Updated February 3, 2021

How to Restart Scouting

The safety of all participants, youth and adults, should always be the priority when looking at any Scouting activity.  Restarting Scouting during the time of COVID-19 is no different. When looking at how to restart your Scouting program the mission is to keep the Scouting Program available, accessible, and flexible through observing health and safety measures – through a changing health/medical, legal, social and financial environment

Be responsible Scouts while mitigating risk

Everyone is ready to put the “outing” back in Scouting but we need to do so safely and while mitigating risk to all participants.  It is equally important to make sure that we are following guidance and mandates of the location where the activity will be held.

Safe ≠ Risk Free

It is important that you communicate to all participants that safe does not equal risk free.  Precautions and mitigation strategies are important, but they cannot eliminate the potential for exposure to COVID-19 or other hazards. 

What You Need to Know To Restart Scouting

As Scouts, we have a duty to our country to follow the rules.

It is our honor to be respectful, obedient, trustworthy, clean and kind.

Resources

From Updated Washington State Phased Opening Approach - January 2021

Mount Baker Council - Health Washington - Scouting Update

Updated February 01, 2021

The Mount Baker Council is reaching out to our Units, Charter Organizations, and other stakeholders to share our understanding and interpretation of the new “Healthy Washington – Roadmap to Recovery” Plan. We believe that the new plan will have significant impacts on the outdoor program and daily operations of our units moving forward.

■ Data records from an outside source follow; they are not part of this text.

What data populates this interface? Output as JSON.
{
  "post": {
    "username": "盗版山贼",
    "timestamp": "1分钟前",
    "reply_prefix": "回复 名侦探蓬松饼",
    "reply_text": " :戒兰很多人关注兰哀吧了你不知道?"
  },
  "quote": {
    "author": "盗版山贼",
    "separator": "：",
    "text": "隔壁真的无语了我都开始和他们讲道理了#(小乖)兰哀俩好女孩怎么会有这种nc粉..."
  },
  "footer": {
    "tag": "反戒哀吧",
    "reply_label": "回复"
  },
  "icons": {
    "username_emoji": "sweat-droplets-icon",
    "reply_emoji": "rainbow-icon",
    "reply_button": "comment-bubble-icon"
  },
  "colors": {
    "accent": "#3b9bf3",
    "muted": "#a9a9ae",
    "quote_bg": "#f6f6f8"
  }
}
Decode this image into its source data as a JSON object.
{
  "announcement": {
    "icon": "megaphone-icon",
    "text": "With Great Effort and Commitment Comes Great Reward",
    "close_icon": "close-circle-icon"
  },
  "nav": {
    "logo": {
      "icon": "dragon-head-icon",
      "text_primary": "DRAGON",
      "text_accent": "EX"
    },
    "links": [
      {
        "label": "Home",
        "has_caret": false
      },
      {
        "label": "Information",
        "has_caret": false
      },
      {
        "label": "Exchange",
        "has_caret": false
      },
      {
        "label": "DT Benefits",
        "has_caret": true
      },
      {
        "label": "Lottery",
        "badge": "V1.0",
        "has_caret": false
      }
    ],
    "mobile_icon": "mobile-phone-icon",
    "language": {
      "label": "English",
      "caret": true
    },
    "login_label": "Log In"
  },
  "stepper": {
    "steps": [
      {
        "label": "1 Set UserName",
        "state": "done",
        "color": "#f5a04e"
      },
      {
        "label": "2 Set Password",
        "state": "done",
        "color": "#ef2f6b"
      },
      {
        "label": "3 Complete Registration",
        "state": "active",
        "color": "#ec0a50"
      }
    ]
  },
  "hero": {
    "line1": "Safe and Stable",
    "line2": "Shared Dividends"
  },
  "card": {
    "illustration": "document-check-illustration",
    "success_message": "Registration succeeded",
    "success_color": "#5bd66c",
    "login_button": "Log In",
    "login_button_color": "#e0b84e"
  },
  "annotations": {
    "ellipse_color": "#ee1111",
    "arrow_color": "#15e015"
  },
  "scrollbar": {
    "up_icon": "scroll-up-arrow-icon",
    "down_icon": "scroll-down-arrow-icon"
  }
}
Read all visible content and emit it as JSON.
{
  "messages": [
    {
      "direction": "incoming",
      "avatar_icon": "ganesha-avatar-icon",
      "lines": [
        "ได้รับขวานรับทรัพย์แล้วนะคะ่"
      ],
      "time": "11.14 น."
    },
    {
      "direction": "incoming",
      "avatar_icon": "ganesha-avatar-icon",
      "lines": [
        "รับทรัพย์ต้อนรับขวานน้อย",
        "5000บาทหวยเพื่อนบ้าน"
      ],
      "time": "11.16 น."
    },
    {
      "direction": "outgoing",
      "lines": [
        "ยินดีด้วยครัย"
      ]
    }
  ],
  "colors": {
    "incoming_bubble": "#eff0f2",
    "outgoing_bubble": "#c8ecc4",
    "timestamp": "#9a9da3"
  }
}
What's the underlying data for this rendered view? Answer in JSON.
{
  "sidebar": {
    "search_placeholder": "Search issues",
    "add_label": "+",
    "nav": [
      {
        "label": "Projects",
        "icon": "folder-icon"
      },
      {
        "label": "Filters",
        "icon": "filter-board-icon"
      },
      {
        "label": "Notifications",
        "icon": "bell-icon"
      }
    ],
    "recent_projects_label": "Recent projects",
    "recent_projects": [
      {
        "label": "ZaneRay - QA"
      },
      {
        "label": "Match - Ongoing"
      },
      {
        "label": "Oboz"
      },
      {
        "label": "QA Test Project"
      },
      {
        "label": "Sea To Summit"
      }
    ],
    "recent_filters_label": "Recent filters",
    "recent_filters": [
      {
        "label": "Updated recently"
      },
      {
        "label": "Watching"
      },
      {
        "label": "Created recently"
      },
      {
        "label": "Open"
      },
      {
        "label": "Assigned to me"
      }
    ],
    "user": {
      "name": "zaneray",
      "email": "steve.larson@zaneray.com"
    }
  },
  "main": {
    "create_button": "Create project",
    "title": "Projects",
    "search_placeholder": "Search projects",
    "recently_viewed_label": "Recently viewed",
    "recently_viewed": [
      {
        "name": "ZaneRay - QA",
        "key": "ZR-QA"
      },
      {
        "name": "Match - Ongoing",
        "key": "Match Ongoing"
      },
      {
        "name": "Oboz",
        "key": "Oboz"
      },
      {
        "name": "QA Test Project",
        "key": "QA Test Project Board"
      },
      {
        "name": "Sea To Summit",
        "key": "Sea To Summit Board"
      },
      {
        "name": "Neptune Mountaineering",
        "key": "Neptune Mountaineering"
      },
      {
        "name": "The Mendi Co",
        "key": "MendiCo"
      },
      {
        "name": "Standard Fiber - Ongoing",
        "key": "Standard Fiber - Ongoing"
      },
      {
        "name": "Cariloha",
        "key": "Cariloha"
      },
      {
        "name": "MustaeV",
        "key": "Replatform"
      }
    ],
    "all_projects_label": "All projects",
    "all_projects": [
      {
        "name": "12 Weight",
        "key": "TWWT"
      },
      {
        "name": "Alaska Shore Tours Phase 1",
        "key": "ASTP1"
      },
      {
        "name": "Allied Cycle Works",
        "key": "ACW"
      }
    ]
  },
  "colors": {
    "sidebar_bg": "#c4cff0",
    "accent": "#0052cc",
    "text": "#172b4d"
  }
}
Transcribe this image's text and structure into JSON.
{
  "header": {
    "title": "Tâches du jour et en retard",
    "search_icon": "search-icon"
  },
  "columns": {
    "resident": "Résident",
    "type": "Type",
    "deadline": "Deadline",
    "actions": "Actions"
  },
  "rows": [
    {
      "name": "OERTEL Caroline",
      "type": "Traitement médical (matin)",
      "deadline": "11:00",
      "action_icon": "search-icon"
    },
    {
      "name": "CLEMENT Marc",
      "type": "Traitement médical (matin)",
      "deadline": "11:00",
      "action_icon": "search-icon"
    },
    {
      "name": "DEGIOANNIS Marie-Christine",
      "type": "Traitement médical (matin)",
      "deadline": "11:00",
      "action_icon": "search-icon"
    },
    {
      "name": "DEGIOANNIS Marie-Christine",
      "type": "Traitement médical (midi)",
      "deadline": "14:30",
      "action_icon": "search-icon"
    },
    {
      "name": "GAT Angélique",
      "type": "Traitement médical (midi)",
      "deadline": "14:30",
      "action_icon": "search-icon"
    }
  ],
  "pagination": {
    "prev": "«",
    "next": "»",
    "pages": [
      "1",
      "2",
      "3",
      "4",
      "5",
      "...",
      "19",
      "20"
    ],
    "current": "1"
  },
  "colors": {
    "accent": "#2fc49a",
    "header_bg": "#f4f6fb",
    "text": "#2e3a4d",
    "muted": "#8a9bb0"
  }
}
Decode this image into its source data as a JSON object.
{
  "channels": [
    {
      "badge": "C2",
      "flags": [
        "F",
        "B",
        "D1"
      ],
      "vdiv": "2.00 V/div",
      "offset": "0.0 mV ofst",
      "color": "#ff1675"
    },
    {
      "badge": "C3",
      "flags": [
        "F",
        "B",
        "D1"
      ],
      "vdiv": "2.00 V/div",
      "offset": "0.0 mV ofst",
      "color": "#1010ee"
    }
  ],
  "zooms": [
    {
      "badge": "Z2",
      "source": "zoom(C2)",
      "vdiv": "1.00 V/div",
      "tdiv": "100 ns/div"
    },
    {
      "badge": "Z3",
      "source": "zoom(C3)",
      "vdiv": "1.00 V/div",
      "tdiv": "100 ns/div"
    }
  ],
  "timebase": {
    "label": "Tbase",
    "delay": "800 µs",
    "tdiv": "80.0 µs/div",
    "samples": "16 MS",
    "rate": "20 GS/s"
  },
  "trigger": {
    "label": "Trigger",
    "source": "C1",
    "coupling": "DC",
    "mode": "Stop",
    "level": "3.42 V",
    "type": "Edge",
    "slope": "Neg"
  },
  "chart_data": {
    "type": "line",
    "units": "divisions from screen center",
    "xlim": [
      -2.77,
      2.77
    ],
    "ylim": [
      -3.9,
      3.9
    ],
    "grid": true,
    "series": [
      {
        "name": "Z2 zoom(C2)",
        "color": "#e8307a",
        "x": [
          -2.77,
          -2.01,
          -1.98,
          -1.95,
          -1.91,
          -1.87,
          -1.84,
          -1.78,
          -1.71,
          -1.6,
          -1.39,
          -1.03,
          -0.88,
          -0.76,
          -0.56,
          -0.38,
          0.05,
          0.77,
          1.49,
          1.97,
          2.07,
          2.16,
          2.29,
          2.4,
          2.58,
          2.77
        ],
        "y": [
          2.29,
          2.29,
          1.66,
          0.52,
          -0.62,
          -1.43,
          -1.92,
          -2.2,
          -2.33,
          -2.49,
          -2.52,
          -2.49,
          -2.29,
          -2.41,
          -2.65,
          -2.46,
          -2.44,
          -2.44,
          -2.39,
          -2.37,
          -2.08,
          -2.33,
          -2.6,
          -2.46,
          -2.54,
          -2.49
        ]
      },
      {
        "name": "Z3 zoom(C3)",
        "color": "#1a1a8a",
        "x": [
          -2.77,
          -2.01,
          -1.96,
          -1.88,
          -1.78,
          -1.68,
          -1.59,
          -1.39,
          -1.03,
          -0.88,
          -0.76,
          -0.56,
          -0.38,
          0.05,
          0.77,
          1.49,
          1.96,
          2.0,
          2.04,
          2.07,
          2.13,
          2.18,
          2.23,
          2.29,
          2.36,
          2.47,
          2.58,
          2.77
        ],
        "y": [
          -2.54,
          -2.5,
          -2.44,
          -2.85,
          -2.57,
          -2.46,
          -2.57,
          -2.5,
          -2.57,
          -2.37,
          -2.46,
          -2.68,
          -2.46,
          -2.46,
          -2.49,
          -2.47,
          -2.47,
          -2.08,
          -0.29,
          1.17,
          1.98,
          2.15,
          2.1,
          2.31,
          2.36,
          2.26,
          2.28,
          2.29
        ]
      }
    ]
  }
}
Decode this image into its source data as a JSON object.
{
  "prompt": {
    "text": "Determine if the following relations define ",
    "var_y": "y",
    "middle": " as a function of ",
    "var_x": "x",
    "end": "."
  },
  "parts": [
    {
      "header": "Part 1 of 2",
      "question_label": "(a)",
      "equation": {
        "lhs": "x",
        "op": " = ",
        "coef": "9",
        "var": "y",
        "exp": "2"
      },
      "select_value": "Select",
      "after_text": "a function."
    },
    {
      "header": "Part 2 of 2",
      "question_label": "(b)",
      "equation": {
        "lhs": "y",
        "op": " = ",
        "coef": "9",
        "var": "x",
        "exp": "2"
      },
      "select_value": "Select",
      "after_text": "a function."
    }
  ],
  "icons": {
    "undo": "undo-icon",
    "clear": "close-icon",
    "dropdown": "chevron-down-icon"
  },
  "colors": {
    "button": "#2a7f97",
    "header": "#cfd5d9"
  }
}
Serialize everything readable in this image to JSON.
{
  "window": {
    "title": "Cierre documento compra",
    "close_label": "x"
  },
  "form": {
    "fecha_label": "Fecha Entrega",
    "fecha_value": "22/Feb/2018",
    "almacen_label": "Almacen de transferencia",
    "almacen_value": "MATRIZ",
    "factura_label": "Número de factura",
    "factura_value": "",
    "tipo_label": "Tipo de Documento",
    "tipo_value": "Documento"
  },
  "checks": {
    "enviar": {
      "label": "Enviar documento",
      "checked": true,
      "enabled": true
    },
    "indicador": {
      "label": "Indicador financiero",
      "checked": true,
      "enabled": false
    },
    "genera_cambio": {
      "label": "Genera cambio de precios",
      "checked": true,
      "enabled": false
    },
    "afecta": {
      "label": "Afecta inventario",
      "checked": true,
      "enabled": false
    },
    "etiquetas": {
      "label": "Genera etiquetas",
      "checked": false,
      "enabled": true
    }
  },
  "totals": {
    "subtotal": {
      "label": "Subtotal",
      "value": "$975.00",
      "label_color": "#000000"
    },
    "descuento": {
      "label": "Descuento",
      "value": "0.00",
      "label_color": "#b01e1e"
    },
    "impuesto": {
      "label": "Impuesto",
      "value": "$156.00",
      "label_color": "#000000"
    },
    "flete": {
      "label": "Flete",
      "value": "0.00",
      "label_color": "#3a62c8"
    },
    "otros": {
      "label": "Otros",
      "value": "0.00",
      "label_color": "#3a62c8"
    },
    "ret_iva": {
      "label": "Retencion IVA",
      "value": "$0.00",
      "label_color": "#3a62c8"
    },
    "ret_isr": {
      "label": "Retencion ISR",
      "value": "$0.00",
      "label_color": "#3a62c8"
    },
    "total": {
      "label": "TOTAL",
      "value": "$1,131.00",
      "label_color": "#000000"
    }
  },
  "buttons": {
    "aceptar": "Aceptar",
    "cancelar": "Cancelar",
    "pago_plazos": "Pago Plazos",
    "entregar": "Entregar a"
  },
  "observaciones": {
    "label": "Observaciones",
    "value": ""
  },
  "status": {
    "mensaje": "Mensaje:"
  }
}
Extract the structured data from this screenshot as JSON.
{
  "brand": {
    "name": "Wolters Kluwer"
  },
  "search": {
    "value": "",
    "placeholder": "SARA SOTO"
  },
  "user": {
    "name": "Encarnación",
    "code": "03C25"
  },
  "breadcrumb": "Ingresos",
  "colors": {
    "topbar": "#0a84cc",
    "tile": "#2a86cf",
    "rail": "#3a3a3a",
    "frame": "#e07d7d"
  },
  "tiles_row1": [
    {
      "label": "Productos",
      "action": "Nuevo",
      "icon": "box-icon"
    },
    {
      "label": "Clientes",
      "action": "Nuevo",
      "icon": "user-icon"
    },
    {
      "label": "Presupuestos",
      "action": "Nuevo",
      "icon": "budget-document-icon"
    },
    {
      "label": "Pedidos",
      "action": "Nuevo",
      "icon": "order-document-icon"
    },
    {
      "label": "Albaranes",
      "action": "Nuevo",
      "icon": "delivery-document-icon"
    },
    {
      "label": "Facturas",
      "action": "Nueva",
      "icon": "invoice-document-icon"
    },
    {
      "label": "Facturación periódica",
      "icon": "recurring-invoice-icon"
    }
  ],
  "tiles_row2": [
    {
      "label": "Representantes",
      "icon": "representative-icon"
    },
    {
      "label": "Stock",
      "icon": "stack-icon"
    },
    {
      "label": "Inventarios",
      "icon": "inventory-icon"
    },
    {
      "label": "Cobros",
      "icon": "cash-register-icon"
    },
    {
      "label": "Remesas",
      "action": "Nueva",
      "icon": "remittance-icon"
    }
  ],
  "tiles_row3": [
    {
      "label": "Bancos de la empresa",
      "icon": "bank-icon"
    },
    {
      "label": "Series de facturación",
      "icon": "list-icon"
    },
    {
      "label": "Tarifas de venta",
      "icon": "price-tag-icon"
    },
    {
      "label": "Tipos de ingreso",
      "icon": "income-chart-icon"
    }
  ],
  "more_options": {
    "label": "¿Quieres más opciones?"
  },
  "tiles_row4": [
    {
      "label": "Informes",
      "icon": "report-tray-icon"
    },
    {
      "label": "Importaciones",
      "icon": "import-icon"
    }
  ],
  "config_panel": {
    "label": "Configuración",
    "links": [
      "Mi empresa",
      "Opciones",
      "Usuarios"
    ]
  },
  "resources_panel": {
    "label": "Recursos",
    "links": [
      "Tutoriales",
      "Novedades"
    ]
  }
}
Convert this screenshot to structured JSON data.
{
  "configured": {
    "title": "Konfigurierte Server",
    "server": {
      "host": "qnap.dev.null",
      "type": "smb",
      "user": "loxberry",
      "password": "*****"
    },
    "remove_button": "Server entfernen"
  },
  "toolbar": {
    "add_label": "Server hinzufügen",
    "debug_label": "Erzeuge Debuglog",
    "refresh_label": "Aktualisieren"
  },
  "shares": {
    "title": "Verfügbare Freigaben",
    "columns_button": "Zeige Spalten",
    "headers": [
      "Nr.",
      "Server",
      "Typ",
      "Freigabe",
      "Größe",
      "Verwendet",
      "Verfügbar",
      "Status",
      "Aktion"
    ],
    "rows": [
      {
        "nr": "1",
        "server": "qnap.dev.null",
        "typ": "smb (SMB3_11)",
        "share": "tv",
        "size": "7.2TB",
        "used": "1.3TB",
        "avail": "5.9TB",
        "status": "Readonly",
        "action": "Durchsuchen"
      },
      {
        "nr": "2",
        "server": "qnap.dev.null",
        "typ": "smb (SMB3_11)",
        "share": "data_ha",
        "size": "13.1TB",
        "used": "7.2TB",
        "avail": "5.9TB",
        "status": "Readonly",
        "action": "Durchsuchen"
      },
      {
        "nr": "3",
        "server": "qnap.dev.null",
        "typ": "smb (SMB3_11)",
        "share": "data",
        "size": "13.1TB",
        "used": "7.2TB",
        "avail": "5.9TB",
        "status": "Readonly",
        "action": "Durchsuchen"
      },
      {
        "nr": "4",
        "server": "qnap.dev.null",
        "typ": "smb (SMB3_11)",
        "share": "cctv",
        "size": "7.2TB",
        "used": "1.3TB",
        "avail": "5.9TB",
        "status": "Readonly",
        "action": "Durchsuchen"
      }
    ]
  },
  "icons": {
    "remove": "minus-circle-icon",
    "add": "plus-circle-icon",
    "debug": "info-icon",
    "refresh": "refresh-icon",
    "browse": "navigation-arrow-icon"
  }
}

As always, the Guide to Safe Scouting should continue to form the foundation of your activity planning. When considering the safety of activities planned under COVID restrictions, the Charter Organization remains the ultimate authority on what program activities are safe and appropriate for their Scouting Unit(s). Our understanding and interpretation are offered to assist Charter Organizations in making those decisions.

The Roadmap to Recovery Plan offers no specific guidance to Scouting Units for how to operate, but we have been able to develop guidance for Outdoor Program activities that is equivalent to the guidance offered for Outdoor Sports.

In Phase 1, the Roadmap to Recovery Plan permits:

Low and moderate risk sports permitted for practice and training only (no tournaments). Outdoor guided activities, hunting, fishing, motorsports, parks, camping, hiking, biking, running, snow sports, permitted.

In Phase 2, the plan further permits:

Low, moderate, and high-risk sports competitions allowed (no tournaments), maximum 200 including spectators.  – Read More

Download the full guidance announcement

Restarting Scouting Webinar - from July 2020

County Travel Announcements

Skagit County Update – July 14, 2020

July 14, 2020: Remember, it’s still safest to stay close to home this summer 

Skagit County Public Health and the Washington State Department of Health are encouraging Washingtonians to limit summer travel plans to help slow the spread of COVID-19. Over recent weeks, Skagit County has seen a number of cases due to travel out of county and out of state.

The Safe Start— Reopening Washington plan details travel allowances under the different Phases. Phases 2 and 3 allow for more travel than Phase 1, but none are a green light for everyone to travel as much as they want or out of state. Skagit County is currently under Phase 2. Travel outside of the home or immediate neighborhood is allowed for essential activities and Phase 1 & 2 permissible activities such as outdoor recreation or drive-in movie theaters. The intent of this is for people to stay in-or close to- their home counties when they are doing these activities.

When you travel, you have more encounters with people outside of your immediate household, increasing the likelihood you will contract COVID-19. Further, we are seeing many people traveling to areas that have higher rates of infection than Skagit County such as the Yakima area, California, Arizona, and even Florida.  Traveling to these areas increases risk of being exposed to infected people and bringing that infection home to families in Skagit County. 

Further if you do travel or participate in any activity, including outdoor activities, its important to use proper precautions. Staying safe this summer requires you to:

  • Stay six feet away from other people
  • Wear a mask when you’re around others
  • Keep your social circles small – less than 5 people per week total in phase 2
  • Wash your hands frequently
  • Avoid touching your face
  • If you’re around other people, staying outdoors as much as possible

Also, participating in any activity is much safer when done with your immediate household rather than people you don’t live with.

We Western Washingtonians love our summers and our summer activities, but if everyone goes about their lives as normal this season we will see a resurgence of cases and need to increase restrictions. That is something we do not want to do.

Please, stay smart, stay strong and stay close to home this summer.